Exercise details: Answer with one figure only, the number of lines below in which "dBFS" occurs.
──────── Provided data ────────
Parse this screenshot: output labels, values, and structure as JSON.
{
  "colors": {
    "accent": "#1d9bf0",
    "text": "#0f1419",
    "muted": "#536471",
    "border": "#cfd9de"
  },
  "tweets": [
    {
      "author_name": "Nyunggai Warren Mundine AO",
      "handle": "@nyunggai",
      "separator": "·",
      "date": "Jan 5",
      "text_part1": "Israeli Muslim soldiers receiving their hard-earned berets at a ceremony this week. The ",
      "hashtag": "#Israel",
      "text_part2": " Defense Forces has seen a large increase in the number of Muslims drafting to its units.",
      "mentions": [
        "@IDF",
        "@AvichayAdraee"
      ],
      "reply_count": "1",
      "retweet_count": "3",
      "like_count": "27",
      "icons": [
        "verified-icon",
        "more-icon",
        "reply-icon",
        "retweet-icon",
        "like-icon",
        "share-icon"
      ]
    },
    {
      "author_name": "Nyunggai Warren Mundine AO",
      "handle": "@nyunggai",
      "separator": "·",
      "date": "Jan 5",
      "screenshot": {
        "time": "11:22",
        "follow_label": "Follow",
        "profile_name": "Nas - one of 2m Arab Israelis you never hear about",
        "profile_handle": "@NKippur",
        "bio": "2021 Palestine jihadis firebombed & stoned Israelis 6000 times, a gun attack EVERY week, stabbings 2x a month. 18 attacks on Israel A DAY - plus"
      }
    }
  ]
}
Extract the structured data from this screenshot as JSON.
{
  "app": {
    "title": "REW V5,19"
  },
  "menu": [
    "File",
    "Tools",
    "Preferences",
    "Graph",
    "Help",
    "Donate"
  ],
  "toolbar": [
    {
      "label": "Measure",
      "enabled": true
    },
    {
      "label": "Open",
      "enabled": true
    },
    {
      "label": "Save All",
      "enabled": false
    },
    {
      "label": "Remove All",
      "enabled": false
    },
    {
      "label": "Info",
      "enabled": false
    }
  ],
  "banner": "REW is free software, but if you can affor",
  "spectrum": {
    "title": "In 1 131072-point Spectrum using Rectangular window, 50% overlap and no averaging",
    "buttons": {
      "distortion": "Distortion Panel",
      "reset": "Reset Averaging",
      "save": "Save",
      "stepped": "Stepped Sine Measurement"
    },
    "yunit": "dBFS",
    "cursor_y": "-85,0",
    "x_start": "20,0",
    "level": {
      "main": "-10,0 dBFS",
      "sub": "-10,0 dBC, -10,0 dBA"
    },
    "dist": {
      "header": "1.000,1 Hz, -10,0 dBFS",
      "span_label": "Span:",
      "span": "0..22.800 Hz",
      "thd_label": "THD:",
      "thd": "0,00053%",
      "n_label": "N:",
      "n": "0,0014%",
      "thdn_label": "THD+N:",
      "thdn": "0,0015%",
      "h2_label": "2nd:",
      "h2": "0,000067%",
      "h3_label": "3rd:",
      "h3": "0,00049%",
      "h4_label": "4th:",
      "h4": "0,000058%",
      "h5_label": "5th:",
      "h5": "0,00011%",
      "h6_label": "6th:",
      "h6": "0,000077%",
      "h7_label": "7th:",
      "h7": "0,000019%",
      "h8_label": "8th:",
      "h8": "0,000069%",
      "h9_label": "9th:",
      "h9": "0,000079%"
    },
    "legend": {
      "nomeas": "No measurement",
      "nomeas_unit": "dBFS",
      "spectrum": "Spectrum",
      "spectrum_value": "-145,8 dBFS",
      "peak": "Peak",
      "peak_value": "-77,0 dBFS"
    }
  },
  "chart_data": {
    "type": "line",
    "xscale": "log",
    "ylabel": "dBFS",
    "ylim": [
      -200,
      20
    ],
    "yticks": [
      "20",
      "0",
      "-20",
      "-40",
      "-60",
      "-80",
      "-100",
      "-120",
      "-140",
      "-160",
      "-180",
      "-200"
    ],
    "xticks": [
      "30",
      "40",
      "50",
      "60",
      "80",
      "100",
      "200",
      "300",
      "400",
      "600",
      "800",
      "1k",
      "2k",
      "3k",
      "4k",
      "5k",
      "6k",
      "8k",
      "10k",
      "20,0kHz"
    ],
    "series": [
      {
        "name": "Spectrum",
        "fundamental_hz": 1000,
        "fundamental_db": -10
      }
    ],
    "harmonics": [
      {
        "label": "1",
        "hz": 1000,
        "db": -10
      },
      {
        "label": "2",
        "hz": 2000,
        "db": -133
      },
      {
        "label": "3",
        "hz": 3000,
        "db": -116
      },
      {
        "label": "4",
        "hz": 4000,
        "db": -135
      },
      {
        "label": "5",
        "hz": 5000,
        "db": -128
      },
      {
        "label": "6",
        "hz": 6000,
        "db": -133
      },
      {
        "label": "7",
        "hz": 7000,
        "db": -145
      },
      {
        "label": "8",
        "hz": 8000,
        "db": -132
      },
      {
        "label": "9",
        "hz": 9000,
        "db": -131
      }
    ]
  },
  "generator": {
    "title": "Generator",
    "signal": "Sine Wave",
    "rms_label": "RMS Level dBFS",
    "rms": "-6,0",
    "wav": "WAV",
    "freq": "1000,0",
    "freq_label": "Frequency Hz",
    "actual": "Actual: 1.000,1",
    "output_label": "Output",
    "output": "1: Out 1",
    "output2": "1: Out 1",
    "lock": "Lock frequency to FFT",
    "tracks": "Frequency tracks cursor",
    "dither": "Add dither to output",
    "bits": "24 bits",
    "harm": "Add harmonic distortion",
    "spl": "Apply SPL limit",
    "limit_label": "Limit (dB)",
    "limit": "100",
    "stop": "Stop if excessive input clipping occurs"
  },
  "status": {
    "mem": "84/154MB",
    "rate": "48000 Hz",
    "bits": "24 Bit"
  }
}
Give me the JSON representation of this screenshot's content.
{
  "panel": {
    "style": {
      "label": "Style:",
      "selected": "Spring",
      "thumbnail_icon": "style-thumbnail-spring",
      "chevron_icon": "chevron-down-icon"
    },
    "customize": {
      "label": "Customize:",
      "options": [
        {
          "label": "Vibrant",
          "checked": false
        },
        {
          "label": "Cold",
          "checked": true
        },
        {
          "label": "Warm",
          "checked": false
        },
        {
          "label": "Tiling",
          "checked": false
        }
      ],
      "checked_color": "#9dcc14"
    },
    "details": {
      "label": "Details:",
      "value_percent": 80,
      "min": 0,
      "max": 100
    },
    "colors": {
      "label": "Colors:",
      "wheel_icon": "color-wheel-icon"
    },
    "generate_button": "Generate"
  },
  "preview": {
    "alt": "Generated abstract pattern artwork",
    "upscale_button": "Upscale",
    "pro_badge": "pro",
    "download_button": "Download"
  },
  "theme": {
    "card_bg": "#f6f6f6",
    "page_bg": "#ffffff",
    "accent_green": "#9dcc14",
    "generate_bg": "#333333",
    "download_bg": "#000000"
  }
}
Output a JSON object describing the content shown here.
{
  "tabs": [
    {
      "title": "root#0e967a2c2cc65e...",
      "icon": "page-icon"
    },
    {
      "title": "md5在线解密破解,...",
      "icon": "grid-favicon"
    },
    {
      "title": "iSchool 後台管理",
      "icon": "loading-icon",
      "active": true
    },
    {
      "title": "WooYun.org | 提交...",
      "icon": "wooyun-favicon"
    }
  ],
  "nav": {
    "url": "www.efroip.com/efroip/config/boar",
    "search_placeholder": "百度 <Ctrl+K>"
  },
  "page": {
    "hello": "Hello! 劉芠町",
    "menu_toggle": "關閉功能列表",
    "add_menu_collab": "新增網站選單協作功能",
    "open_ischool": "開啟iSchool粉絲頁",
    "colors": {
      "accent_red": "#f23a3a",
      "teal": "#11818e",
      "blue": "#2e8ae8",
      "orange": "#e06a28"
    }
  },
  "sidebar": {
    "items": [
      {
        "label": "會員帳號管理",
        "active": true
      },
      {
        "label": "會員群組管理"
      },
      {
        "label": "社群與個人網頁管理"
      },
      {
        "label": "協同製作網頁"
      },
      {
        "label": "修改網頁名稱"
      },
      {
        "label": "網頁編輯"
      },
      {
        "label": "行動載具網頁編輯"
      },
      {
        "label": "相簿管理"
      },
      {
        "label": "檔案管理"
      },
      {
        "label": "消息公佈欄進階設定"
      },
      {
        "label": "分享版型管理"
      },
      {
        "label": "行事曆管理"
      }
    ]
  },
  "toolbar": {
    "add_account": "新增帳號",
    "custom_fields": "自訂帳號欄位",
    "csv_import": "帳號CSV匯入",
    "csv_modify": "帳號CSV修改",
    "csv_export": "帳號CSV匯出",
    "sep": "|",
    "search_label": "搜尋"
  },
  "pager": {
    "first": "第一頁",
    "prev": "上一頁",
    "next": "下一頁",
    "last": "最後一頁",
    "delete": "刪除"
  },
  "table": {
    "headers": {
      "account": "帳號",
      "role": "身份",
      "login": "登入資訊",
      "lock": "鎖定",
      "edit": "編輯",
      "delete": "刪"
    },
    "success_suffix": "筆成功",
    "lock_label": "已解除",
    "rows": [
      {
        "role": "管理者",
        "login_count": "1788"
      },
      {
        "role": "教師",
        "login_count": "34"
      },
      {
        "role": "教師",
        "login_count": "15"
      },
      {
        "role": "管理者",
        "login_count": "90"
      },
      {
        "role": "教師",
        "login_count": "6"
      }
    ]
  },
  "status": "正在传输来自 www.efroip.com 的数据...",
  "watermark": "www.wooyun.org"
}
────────
Exercise response: 8